Text replacement - "Greeneville" to "Greenville"
| image = [[File:The Signing of the Treaty of Greene Ville.jpg]]
| caption = The Signing of the Treaty of
Greeneville (1795), as depicted by painter Howard Chandler Christy (1945). General Anthony Wayne dictates terms to the American Indians. This painting is currently hanging in the rotunda of the Ohio Statehouse.
<p>The Ojibwa, also known as the Chippewa, lived mainly in Michigan, Wisconsin, Minnesota, North Dakota, and Ontario, Canada at the time of European contact. They are a part of the Anishnaabe band of the Algonquian language-speaking peoples. The Ojibwa were closely related to the Ottawa and Potawatomi nations. They were sustained through hunting, fishing, and some agriculture.</p>

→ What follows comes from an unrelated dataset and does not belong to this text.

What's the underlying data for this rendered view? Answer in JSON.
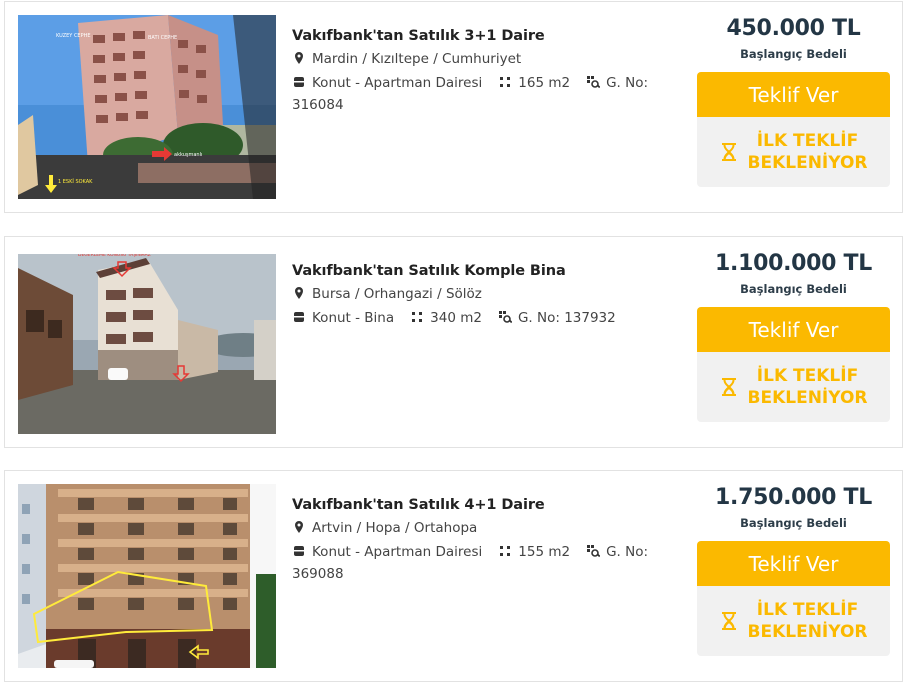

<p>The Ojibwa participated in the fur trade with French merchants; and the two groups often intermarried. Ojibwa warriors fought with the French against the British in the French and Indian War. Following France’s defeat, the Ojibwa assisted Pontiac in Pontiac’s Rebellion. Pontiac was a chief of the Ottawa, but his mother was Ojibwa. During the American Revolution, the Ojibwa allied themselves with the British. They feared colonial settlers would continue to move into American Indian land if they did not receive assistance from the British.</p>

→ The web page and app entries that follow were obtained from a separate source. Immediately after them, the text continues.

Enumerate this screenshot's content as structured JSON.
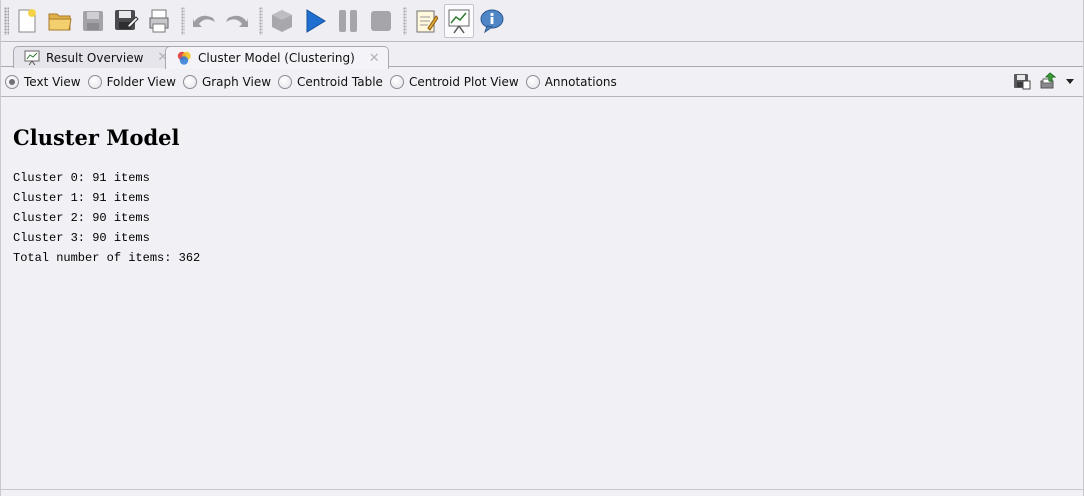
{
  "toolbar": {
    "buttons": [
      {
        "name": "new-process",
        "icon": "new-document-icon",
        "state": "enabled"
      },
      {
        "name": "open-process",
        "icon": "open-folder-icon",
        "state": "enabled"
      },
      {
        "name": "save",
        "icon": "save-disk-icon",
        "state": "disabled"
      },
      {
        "name": "save-as",
        "icon": "save-as-icon",
        "state": "enabled"
      },
      {
        "name": "print",
        "icon": "print-icon",
        "state": "enabled"
      },
      {
        "name": "undo",
        "icon": "undo-icon",
        "state": "disabled"
      },
      {
        "name": "redo",
        "icon": "redo-icon",
        "state": "disabled"
      },
      {
        "name": "validate",
        "icon": "validate-icon",
        "state": "disabled"
      },
      {
        "name": "run",
        "icon": "play-icon",
        "state": "enabled"
      },
      {
        "name": "pause",
        "icon": "pause-icon",
        "state": "disabled"
      },
      {
        "name": "stop",
        "icon": "stop-icon",
        "state": "disabled"
      },
      {
        "name": "design-perspective",
        "icon": "design-notepad-icon",
        "state": "enabled"
      },
      {
        "name": "result-perspective",
        "icon": "result-chart-icon",
        "state": "active"
      },
      {
        "name": "welcome-perspective",
        "icon": "info-icon",
        "state": "enabled"
      }
    ]
  },
  "tabs": [
    {
      "label": "Result Overview",
      "icon": "result-overview-icon",
      "active": false
    },
    {
      "label": "Cluster Model (Clustering)",
      "icon": "cluster-model-icon",
      "active": true
    }
  ],
  "views": {
    "options": [
      "Text View",
      "Folder View",
      "Graph View",
      "Centroid Table",
      "Centroid Plot View",
      "Annotations"
    ],
    "selected": "Text View"
  },
  "content": {
    "title": "Cluster Model",
    "lines": [
      "Cluster 0: 91 items",
      "Cluster 1: 91 items",
      "Cluster 2: 90 items",
      "Cluster 3: 90 items",
      "Total number of items: 362"
    ]
  },
  "colors": {
    "background": "#f1f0f5",
    "play_blue": "#1f6fd1",
    "border": "#a9a9b2"
  }
}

<p>General Anthony Wayne defeated the Ojibwa, who fought alongside the American Indians of the Ohio Country at the Battle of Fallen Timbers (1794). They gave up their claim to lands in Ohio with the signing of several treaties, including the Treaty of Fort Harmar (1789), the Treaty of

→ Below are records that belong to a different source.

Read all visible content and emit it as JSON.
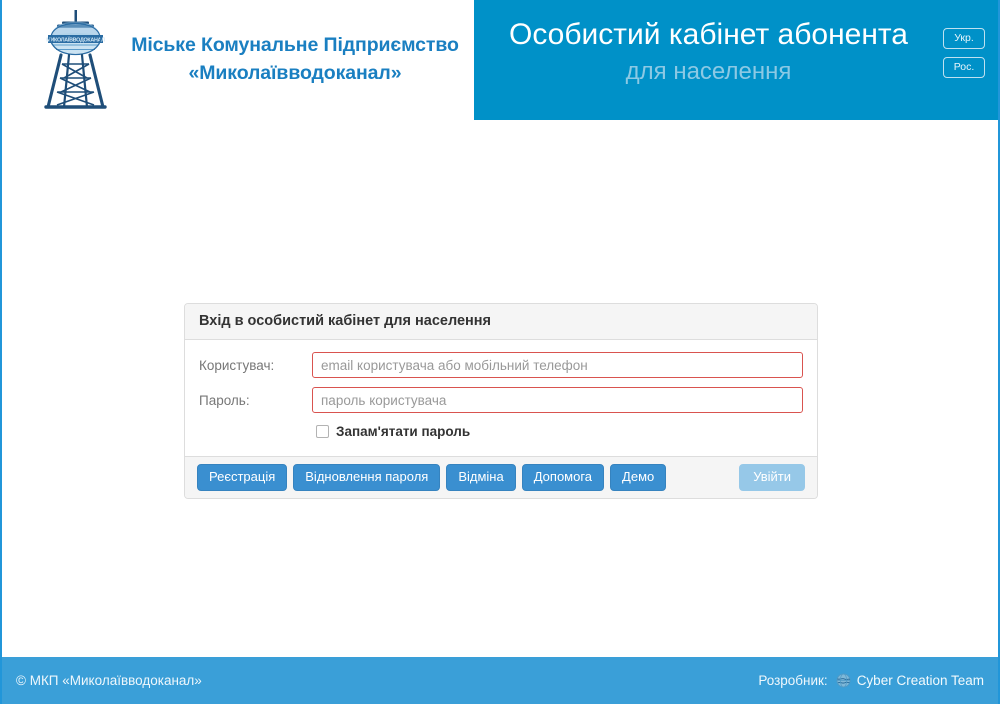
{
  "header": {
    "logo_icon": "water-tower-logo",
    "logo_inscription": "МИКОЛАЇВВОДОКАНАЛ",
    "company_line1": "Міське Комунальне Підприємство",
    "company_line2": "«Миколаївводоканал»",
    "cabinet_title": "Особистий кабінет абонента",
    "cabinet_subtitle": "для населення",
    "lang_buttons": [
      {
        "label": "Укр."
      },
      {
        "label": "Рос."
      }
    ]
  },
  "login_panel": {
    "heading": "Вхід в особистий кабінет для населення",
    "fields": [
      {
        "label": "Користувач:",
        "placeholder": "email користувача або мобільний телефон",
        "value": ""
      },
      {
        "label": "Пароль:",
        "placeholder": "пароль користувача",
        "value": ""
      }
    ],
    "remember_label": "Запам'ятати пароль",
    "remember_checked": false,
    "buttons": [
      {
        "label": "Реєстрація"
      },
      {
        "label": "Відновлення пароля"
      },
      {
        "label": "Відміна"
      },
      {
        "label": "Допомога"
      },
      {
        "label": "Демо"
      }
    ],
    "submit_label": "Увійти",
    "submit_disabled": true
  },
  "footer": {
    "copyright": "© МКП «Миколаївводоканал»",
    "developer_label": "Розробник:",
    "developer_icon": "globe-icon",
    "developer_name": "Cyber Creation Team"
  },
  "colors": {
    "header_blue": "#0091c8",
    "footer_blue": "#3a9fd8",
    "brand_text": "#1a7fc1",
    "button_blue": "#3a8fd0",
    "button_disabled": "#96c8e8",
    "input_border_red": "#d9534f",
    "page_border": "#2196d9",
    "subtitle_blue": "#8cc9e4"
  }
}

Greeneville (1795), the Treaty of Fort Industry (1805), and the Treaty of the Maumee Rapids (1817). Despite a strong removal policy towards most American Indian groups East of the Mississippi, the United States government did not force a majority of the Ojibwa off of their land. Rather, the Ojibwa lost some of their territory in Michigan, Wisconsin, Minnesota, and North Dakota. They later regained some of this Midwestern territory as reservations. </p>
<p> Historically, the Ojibwa nation was considered to contain fifteen discreet bands. Today, the Ojibwa nation is represented by numerous federally-recognized tribes across the U.S. and Canada. In 2005, approximately 176,000 Ojibwa resided in North America.</p>